by Ryan McMaken
In recent articles and interviews, David Stockman has noted the divergence between economic indicators in large coastal urban centers, and those in the so-called Flyover States. The “flyover zone” constitutes those parts of the country outside the handful of major cities that benefit directly from the Fed’s easy money policies and the ongoing financialization of the economy at the expense of ordinary “main street” industries.
But just how big is this difference?
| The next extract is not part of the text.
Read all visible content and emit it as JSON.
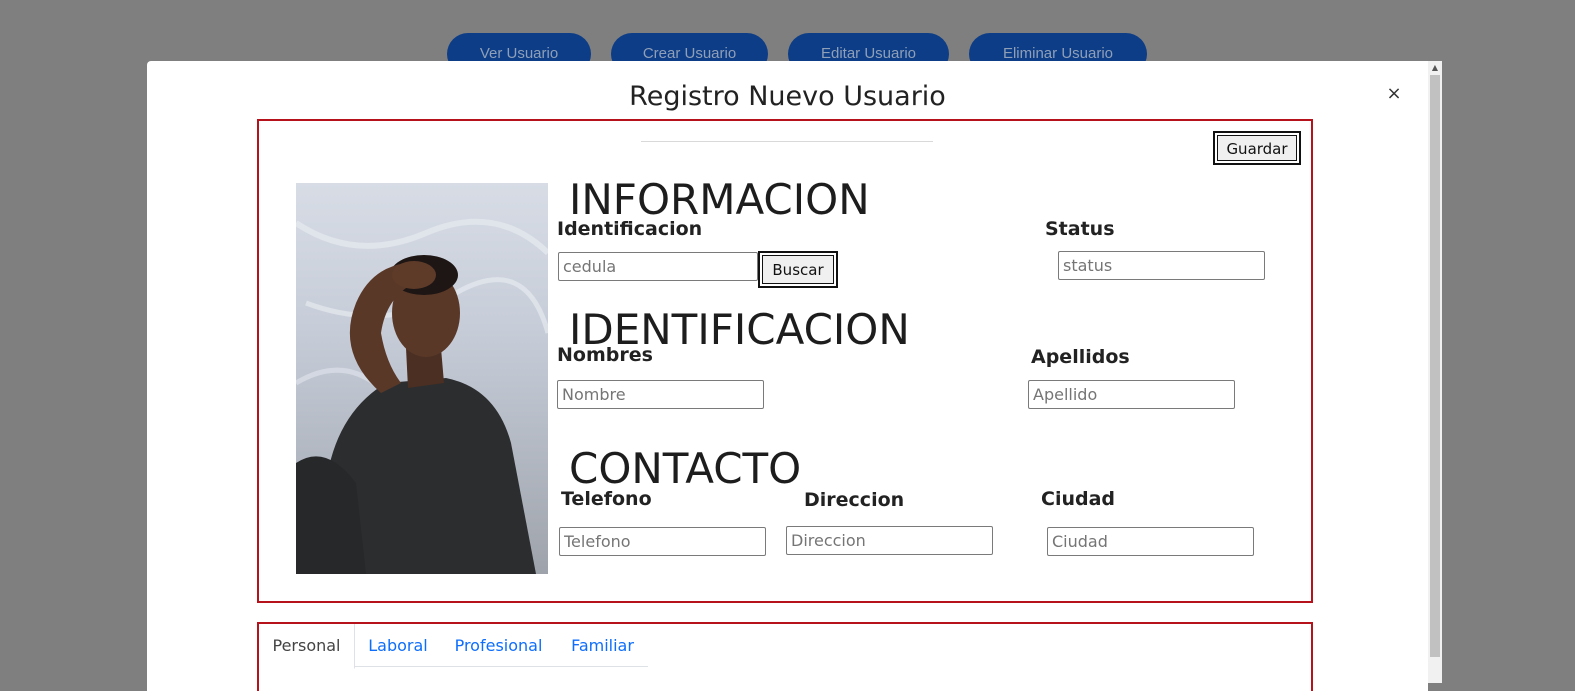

Looking at median incomes can help expose some of the divergence.
In the past, we have looked at median incomes in the United States overall and found that, by several different measures, that median incomes (both household and individual) are declining in the United States.
But what about growth when measured on a state-by-state basis?